ASSIGNMENT:
Go through the records below and report each line with "health" in it.

INPUT FOR THIS TASK:

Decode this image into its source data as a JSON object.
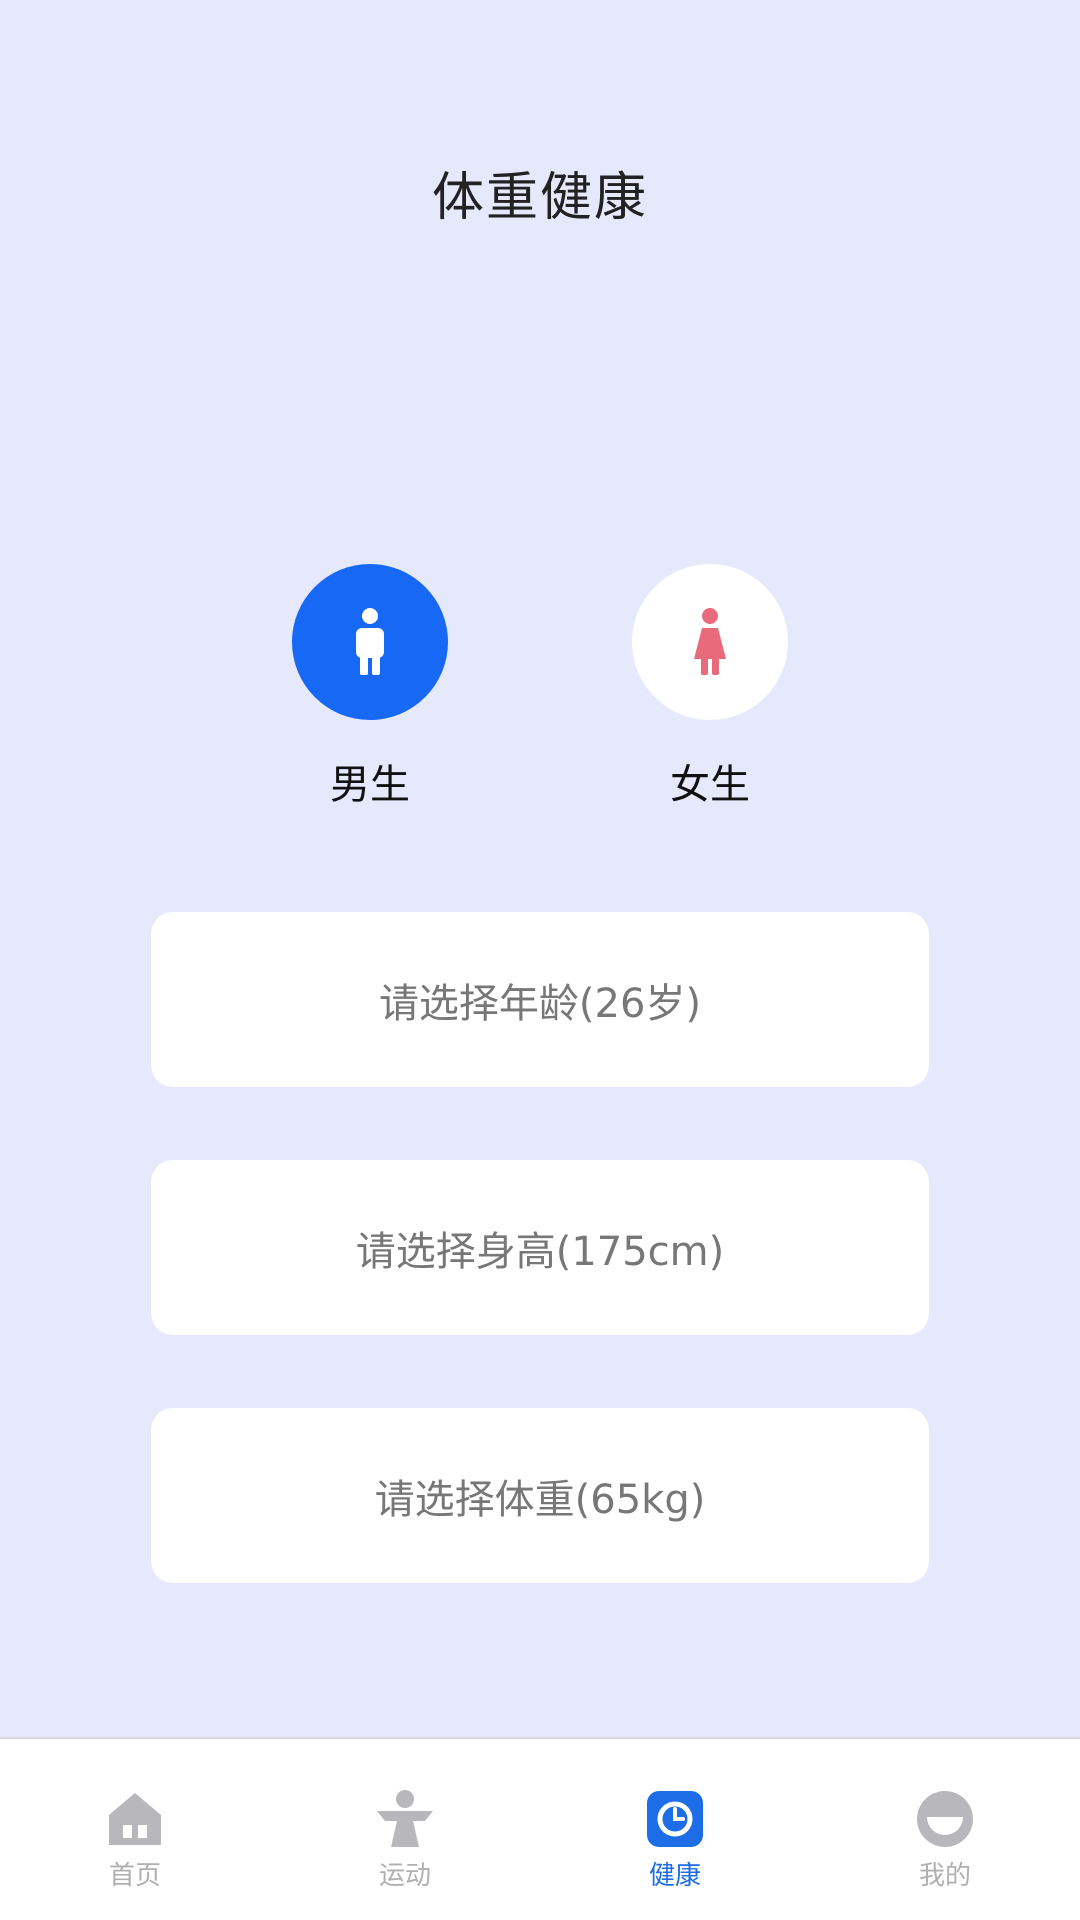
{
  "header": {
    "title": "体重健康"
  },
  "gender": {
    "selected": "male",
    "male_label": "男生",
    "female_label": "女生"
  },
  "fields": {
    "age": "请选择年龄(26岁)",
    "height": "请选择身高(175cm)",
    "weight": "请选择体重(65kg)"
  },
  "tabbar": {
    "active": "health",
    "items": [
      {
        "id": "home",
        "label": "首页",
        "icon": "home-icon"
      },
      {
        "id": "sport",
        "label": "运动",
        "icon": "exercise-person-icon"
      },
      {
        "id": "health",
        "label": "健康",
        "icon": "health-clock-icon"
      },
      {
        "id": "mine",
        "label": "我的",
        "icon": "profile-face-icon"
      }
    ]
  },
  "colors": {
    "background": "#e6e9fc",
    "accent": "#1668f5",
    "female_icon": "#e86b7c",
    "tab_inactive": "#b0b0b0",
    "tab_active": "#1d6ee6"
  }
}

SOLVED EXERCISE:
    "active": "health",
        "id": "health",
        "icon": "health-clock-icon"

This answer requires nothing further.